**Exercise**
Please copy every line of the data in which the string "Enter" appears.

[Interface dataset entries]
——
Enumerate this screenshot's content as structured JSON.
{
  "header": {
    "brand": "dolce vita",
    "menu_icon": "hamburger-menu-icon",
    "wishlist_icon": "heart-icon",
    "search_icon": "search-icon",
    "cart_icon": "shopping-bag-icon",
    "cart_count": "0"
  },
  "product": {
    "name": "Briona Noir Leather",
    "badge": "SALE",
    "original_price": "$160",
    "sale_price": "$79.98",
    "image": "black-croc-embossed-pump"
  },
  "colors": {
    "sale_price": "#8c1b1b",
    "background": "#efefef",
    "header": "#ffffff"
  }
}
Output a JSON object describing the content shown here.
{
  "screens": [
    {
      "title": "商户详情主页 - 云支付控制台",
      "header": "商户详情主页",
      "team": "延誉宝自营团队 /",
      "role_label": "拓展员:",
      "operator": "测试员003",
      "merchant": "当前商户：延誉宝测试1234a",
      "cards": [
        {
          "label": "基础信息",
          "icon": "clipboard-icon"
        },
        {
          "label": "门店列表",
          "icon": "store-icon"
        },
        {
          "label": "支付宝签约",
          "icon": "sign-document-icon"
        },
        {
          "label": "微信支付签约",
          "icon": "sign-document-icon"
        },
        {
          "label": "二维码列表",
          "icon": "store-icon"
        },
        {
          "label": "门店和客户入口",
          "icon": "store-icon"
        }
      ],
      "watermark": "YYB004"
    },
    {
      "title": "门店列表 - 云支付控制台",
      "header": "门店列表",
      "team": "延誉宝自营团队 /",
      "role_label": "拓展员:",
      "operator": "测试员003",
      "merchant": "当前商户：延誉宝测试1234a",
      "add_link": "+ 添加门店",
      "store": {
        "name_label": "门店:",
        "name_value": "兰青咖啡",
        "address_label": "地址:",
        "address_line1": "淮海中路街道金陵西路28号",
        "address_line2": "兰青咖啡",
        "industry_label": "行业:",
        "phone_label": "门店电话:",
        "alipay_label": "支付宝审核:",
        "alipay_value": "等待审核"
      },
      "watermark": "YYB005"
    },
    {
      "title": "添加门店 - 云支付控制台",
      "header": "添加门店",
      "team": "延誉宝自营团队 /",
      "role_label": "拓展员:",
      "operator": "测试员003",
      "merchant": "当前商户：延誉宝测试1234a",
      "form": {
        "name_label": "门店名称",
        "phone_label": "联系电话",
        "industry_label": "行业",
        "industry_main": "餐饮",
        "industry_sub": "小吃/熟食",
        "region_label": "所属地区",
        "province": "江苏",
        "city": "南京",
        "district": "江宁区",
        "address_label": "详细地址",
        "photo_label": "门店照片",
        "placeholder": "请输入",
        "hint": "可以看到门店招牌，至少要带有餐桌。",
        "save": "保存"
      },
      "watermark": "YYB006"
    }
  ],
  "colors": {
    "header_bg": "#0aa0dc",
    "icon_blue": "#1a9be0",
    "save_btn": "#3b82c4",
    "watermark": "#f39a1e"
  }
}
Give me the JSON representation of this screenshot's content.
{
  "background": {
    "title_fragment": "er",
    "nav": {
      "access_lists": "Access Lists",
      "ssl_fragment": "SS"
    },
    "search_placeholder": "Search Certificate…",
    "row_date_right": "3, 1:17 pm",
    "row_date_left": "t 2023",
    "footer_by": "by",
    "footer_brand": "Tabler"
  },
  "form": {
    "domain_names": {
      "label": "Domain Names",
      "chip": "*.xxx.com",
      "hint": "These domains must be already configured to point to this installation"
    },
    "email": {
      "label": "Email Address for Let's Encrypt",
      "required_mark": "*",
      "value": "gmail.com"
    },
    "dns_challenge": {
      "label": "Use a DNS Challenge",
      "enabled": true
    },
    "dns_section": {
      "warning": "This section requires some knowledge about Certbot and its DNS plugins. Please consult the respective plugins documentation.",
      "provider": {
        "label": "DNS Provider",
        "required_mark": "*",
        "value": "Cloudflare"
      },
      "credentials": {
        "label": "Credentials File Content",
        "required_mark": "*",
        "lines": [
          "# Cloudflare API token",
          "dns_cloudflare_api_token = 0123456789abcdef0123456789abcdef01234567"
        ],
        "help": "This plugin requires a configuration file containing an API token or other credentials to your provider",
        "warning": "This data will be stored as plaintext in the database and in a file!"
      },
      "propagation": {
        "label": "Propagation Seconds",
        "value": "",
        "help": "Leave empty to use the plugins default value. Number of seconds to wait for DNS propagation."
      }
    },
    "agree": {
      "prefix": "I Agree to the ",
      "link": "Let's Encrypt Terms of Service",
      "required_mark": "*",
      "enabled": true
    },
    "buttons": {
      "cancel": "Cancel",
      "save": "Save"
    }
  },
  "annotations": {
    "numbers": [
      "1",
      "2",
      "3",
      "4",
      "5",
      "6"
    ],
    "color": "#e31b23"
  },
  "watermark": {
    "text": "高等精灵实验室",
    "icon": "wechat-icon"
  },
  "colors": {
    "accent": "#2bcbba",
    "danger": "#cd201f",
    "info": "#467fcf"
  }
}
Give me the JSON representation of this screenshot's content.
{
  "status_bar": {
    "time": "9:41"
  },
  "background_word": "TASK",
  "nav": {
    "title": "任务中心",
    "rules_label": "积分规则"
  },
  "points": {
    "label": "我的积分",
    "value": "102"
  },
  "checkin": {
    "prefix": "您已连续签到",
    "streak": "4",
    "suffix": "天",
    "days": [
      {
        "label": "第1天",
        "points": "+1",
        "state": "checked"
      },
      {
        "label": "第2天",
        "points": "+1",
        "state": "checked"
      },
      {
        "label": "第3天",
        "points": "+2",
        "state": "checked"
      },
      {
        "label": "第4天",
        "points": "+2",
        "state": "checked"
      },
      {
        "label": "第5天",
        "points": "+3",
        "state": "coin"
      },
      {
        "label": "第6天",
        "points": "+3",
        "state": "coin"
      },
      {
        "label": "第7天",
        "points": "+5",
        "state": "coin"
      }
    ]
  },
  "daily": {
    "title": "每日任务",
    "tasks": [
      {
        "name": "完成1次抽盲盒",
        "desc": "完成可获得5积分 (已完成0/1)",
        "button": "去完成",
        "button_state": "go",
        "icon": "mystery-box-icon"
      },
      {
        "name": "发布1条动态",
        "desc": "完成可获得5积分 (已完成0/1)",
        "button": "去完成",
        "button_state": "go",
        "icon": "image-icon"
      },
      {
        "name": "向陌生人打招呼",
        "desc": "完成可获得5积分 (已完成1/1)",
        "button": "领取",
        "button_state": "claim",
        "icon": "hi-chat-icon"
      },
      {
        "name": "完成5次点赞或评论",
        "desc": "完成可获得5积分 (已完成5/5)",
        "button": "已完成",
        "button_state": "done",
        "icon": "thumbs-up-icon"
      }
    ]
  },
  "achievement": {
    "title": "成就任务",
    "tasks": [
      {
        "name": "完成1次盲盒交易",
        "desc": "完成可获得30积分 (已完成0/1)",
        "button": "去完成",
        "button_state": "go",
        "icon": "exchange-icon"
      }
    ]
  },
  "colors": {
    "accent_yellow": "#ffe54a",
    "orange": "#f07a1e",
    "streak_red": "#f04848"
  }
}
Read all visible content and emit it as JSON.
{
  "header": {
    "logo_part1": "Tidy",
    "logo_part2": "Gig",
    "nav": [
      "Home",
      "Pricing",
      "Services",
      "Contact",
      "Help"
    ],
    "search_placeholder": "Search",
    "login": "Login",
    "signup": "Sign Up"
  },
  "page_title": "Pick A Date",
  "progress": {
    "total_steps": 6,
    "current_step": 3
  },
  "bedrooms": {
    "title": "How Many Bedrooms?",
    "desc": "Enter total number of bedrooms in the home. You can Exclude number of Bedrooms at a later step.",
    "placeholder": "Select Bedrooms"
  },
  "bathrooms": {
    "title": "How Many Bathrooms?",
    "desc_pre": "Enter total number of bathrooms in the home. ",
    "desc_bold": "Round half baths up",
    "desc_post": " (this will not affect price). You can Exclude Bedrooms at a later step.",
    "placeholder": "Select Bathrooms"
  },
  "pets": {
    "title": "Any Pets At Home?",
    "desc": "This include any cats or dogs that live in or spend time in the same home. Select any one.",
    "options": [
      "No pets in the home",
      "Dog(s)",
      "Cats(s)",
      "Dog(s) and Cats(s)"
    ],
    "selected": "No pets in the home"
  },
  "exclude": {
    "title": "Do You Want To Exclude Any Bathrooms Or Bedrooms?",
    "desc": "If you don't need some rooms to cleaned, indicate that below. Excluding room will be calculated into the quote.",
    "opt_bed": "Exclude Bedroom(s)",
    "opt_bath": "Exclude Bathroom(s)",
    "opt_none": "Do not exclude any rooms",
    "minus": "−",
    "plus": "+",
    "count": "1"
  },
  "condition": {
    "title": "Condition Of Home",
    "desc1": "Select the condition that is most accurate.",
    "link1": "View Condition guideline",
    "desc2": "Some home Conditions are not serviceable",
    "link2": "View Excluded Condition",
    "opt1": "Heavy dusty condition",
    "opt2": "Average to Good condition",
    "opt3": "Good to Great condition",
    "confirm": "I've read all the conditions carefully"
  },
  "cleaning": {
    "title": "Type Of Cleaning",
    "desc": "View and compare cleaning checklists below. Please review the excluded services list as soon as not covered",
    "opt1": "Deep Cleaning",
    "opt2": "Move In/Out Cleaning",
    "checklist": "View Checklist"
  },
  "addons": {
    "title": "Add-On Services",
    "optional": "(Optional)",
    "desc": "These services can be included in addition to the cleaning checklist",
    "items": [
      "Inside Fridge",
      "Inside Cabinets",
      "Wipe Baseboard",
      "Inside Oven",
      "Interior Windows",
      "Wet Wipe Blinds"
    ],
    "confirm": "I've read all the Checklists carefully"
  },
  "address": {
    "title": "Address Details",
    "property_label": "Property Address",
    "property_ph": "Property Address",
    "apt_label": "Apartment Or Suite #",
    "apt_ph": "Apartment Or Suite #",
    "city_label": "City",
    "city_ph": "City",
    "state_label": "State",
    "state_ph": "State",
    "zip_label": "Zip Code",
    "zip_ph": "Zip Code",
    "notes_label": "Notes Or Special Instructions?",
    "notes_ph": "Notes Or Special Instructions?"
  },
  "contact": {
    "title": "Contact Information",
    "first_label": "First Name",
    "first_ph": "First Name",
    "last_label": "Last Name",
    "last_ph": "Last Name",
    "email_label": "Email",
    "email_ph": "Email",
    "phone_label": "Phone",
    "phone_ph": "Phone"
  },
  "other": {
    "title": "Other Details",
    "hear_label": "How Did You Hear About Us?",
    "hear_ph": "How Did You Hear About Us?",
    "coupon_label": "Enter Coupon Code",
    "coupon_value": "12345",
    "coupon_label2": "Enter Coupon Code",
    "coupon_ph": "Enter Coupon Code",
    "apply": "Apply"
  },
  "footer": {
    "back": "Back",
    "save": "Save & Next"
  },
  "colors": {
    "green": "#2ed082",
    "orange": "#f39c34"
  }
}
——
**Task solution**
    "desc": "Enter total number of bedrooms in the home. You can Exclude number of Bedrooms at a later step.",
    "desc_pre": "Enter total number of bathrooms in the home. ",
    "coupon_label": "Enter Coupon Code",
    "coupon_label2": "Enter Coupon Code",
    "coupon_ph": "Enter Coupon Code",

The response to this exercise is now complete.